Every Tuesday and Thursday Friday, we run down what’s going on in local Internet discussion groups.
Brookland Brookland resident Courtney knows that it’s hard to find a cat-sitter—and it’s even harder to find a cat-sitter who is willing and able to wield little teeny-tiny insulin needles and inject them into a squirming kitty twice a day. “We are going away soon and though we have someone coming to stay with our cats, we need someone who knows how to give a shot two times a day to our diabetic cat—every 12 hours to be exact.” Courtney writes. “I was wondering if anyone out there is a vet or vet tech and would be up to doing shots, as shots freak out the person staying with them…Thanks!!”
shepherdpark So much for diggin’ the scene with a gangster lean.
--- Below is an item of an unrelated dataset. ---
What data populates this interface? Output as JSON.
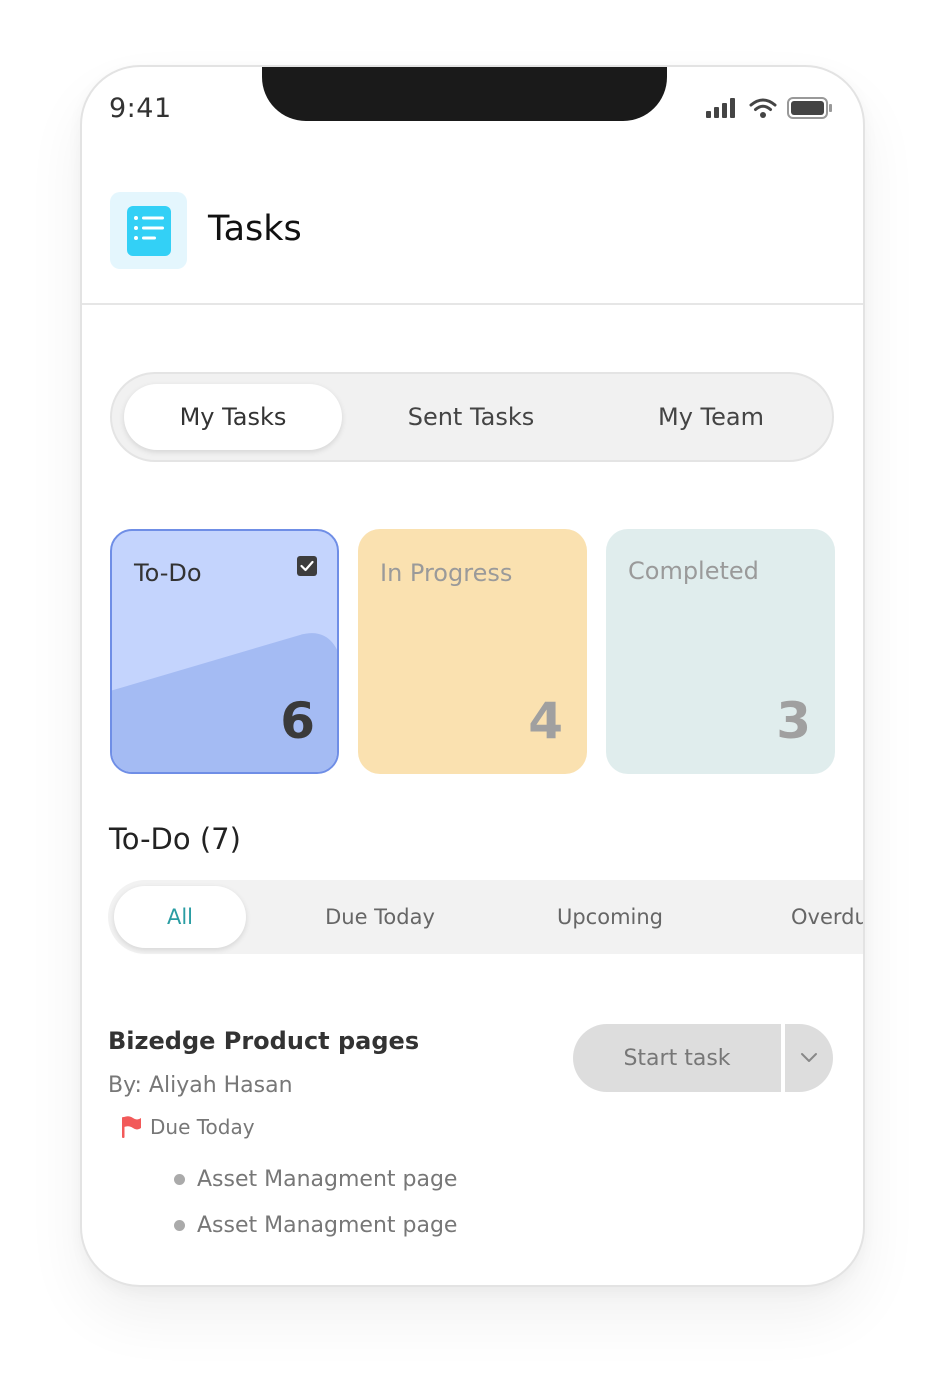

It seems one man’s leisurely cruise through Shepherd Park is apparently another man’s menacing case of the neighborhood. Aja posts “Burgundy Cadillac with Tinted Windows is prowling the neighborhood.311 contacted.”
TakomaDC In the annals of Takoma diversity: For a personal project, neighbor Judy enlists the help of some of Takoma Park’s finest amateur translators. “Any linguistics in the neighborhood?” she asks. “[I]’m looking for the translation of: * gift * clarity * freedom in as many languages as possible, including sanskrit, but not french and spanish.” Rich tells Judy to look online, as he did, to find out that “freedom” in Sanskrit is svatantra. Yet Seth cautions against using the Web for accurate translations. “In Hebrew, freedom = he-rut ????, gift = ma-ta-na ????, clarity = be-hee-rut ?????? You have to be careful with dictionaries and machine translation. You might get word senses and cases or declensions other than what you want.” Pamela steps up with Swahili: “gift is zawadi; clarity is ubayana (my dictionary says clarification); freedom is uhuru.” Steve chimes in with the Italian translations, another Steve offers up German and Latin, Simone provides Portuguese translation, and Rich comes through, again, with Arabic, Catalan, Czech, Russian, and Yiddish.